How strongly do I recommend Discipline Equals Freedom?
4 / 10
Before you read Jocko, listen to a podcast or YouTube video of him speaking to both make the reading experience more enjoyable and to understand he’s not as meat-headed and macho as he reads on paper.
Read this book with a grain of salt. Jocko’s advice won’t apply to every situation. But the concepts Jocko offers provide a good check against your weaknesses.
Top Ideas in This Book
Self-help books love motivation and this isn’t your typical self-help book.
Jocko is about discipline. Having the fortitude to get the job done each and every day.
Stop searching for motivation and start putting in the work.
To Jocko, proactive and aggressive are synonyms. Being aggressive is about moving and thinking fast.
Aggression is an internal state of mind focused on winning.
Not feeling motivated to fix a bug? Do it anyway.
Don’t want to work out today? Do it anyway.
Put off taking a break.
As a software engineer in a growing field, coasting is easy if you want.
But in a field with rampant ageism, it’s a double edge sword. The first 10 years of your career might feel easy. The next 20 you’re in a defensive position fending off implicit or explicit accusations of stagnation.
The warpath is about constantly preparing your mind and body for battle.
Jocko personifies weakness, hearing it say things like, “I worked out hard yesterday, so I can take today off.”
After personification comes demonization and retribution against weakness for speaking up.
The field of software engineering is booming and many engineers start a job with one foot out the door. In Cracking the Coding Interview, the author recommends interviewing at least once per year! Engineers feel surrounded by opportunity and the abundance of love from recruiters.
They get lost in self-praise. How great I must be that all these companies want to hire me.

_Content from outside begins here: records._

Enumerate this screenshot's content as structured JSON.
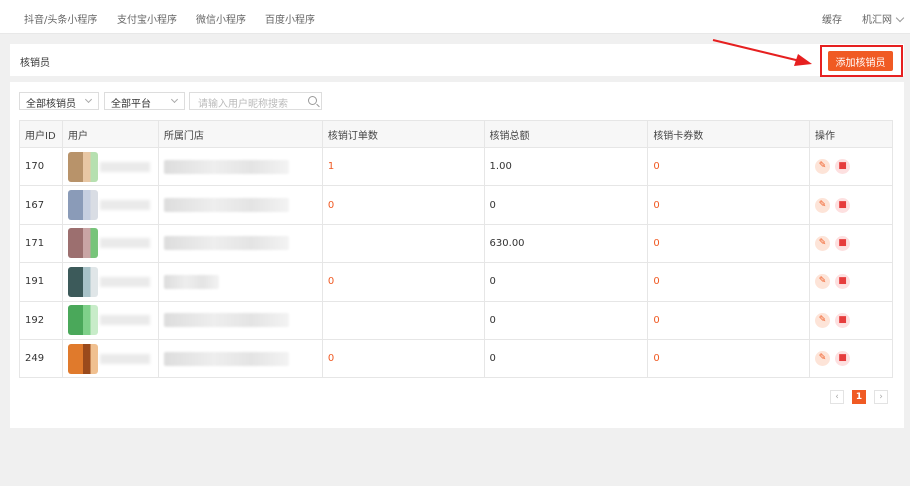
{
  "topnav": {
    "tabs": [
      "抖音/头条小程序",
      "支付宝小程序",
      "微信小程序",
      "百度小程序"
    ],
    "cache": "缓存",
    "user": "机汇网"
  },
  "header": {
    "title": "核销员",
    "add_button": "添加核销员"
  },
  "filters": {
    "staff_select": "全部核销员",
    "platform_select": "全部平台",
    "search_placeholder": "请输入用户昵称搜索"
  },
  "table": {
    "columns": [
      "用户ID",
      "用户",
      "所属门店",
      "核销订单数",
      "核销总额",
      "核销卡券数",
      "操作"
    ],
    "rows": [
      {
        "id": "170",
        "orders": "1",
        "total": "1.00",
        "coupons": "0"
      },
      {
        "id": "167",
        "orders": "0",
        "total": "0",
        "coupons": "0"
      },
      {
        "id": "171",
        "orders": "",
        "total": "630.00",
        "coupons": "0"
      },
      {
        "id": "191",
        "orders": "0",
        "total": "0",
        "coupons": "0"
      },
      {
        "id": "192",
        "orders": "",
        "total": "0",
        "coupons": "0"
      },
      {
        "id": "249",
        "orders": "0",
        "total": "0",
        "coupons": "0"
      }
    ]
  },
  "pagination": {
    "current": "1"
  },
  "colors": {
    "accent": "#f05a23",
    "highlight": "#e62020"
  },
  "icons": {
    "edit": "pencil-icon",
    "delete": "trash-icon"
  }
}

And they lose the opportunity to go scorched earth on their current job. To give everything they’ve got. To feel the satisfaction of going all-in.